Open the oscilloscope instrument, turn channel 2 on, and set the time base for 200 μs/div. Be sure to hit the green Run button. You may also need to adjust the vertical range for the channel. 1 V/div is probably good to start with. You should see (Figure 4) the voltage ramp up from 0 V to 3.3 V. The period of the ramp should be 1 ms.

Figure 8. Oscilloscope screen.

Change the digital pattern. You can try, for example, the random pattern or load custom patterns by making a plain text *.csv file with a column of numbers ranging from 0 to 255 (for the 8-bit wide bus). Here are some premade waveform files that you can load and try as custom pattern: sine, triangle, gaussian, etc.


  • Using Ohm’s law and the formula for resistors in parallel, what is the output voltage of the R-2R DAC for each reference voltage level (0 V and 3.3 V) applied at the inputs D7 and D6? Please present the results as a table.
  • How much current will flow through this resistor network when input D6 is connected to 3.3 V and D7 to ground?

You can find the answers at the StudentZone blog.


Antoniu Miclaus

Antoniu Miclaus

Antoniu Miclaus is a system applications engineer at Analog Devices, where he works on ADI academic programs, as well as embedded software for Circuits from the Lab®, QA automation, and process management. He started working at ADI in February 2017 in Cluj-Napoca, Romania. He currently holds a M.Sc. degree in software engineering from the Babes-Bolyai University and a B.Eng. degree in electronics and telecommunications from the Technical University of Cluj-Napoca.

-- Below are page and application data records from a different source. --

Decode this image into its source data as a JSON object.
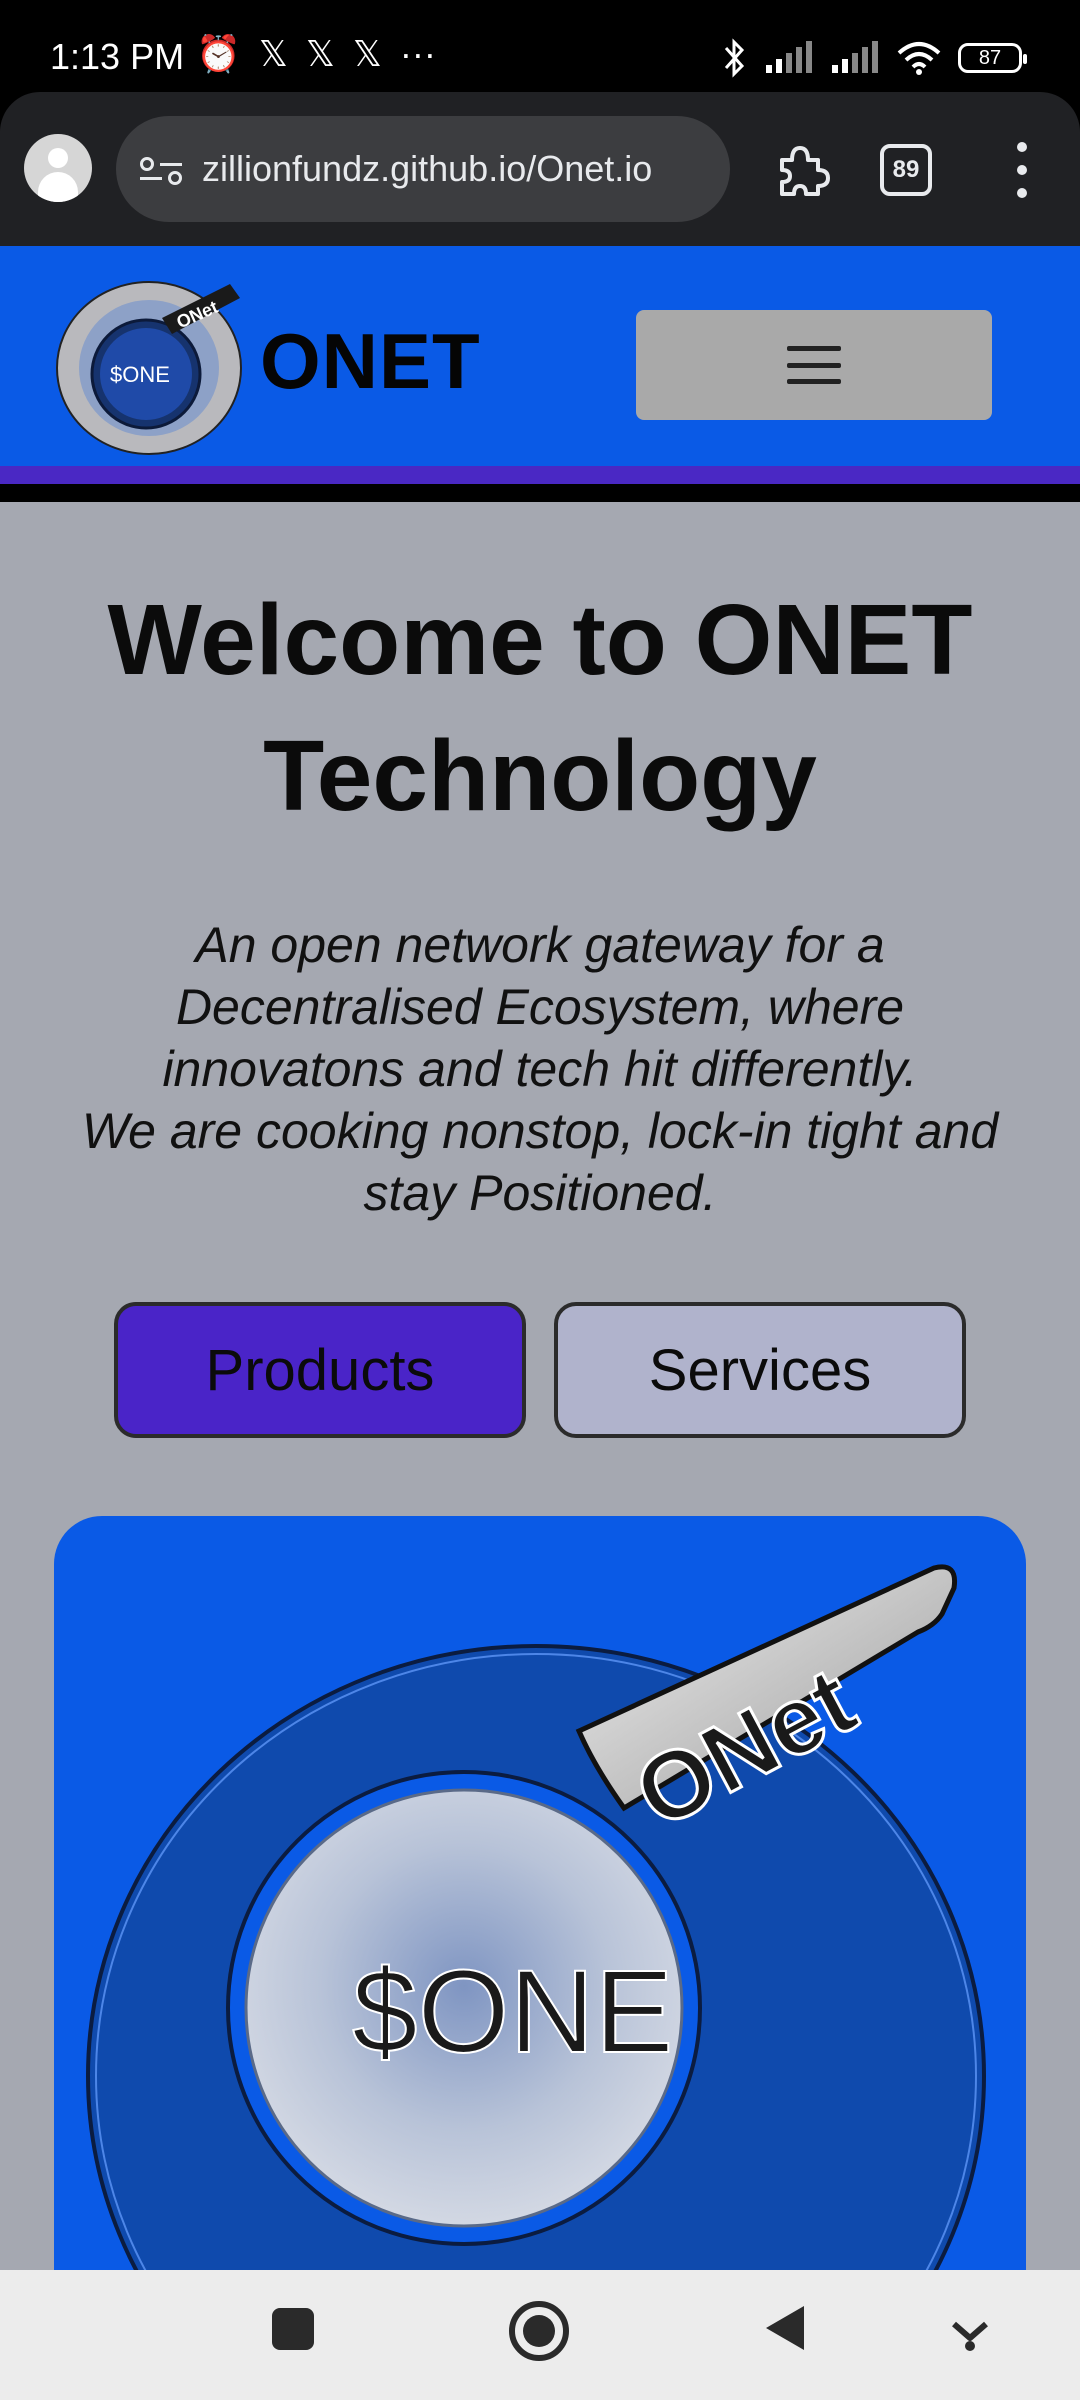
{
  "status_bar": {
    "time": "1:13 PM",
    "left_icons": [
      "alarm-icon",
      "x-logo-icon",
      "x-logo-icon",
      "x-logo-icon",
      "more-dots-icon"
    ],
    "battery": "87"
  },
  "browser": {
    "url": "zillionfundz.github.io/Onet.io",
    "tab_count": "89"
  },
  "header": {
    "brand": "ONET",
    "logo_text_ring": "ONet",
    "logo_text_center": "$ONE"
  },
  "hero": {
    "title_line1": "Welcome to ONET",
    "title_line2": "Technology",
    "tagline_line1": "An open network gateway for a",
    "tagline_line2": "Decentralised Ecosystem, where",
    "tagline_line3": "innovatons and tech hit differently.",
    "tagline_line4": "We are cooking nonstop, lock-in tight and",
    "tagline_line5": "stay Positioned."
  },
  "buttons": {
    "products": "Products",
    "services": "Services"
  },
  "hero_logo": {
    "ring_text": "ONet",
    "center_text": "$ONE"
  },
  "colors": {
    "header_blue": "#0a5ae6",
    "accent_purple": "#4a28c4",
    "page_gray": "#a5a8b1",
    "services_btn": "#b0b3cc"
  }
}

Doug Mercer

Doug Mercer

Doug Mercer received his B.S.E.E. degree from Rensselaer Polytechnic Institute (RPI) in 1977. Since joining Analog Devices in 1977, he has contributed directly or indirectly to more than 30 data converter products and holds 13 patents. He was appointed to the position of ADI Fellow in 1995. In 2009, he transitioned from full-time work and has continued consulting at ADI as a fellow emeritus contributing to the Active Learning Program. In 2016, he was named engineer in residence within the ECSE department at RPI.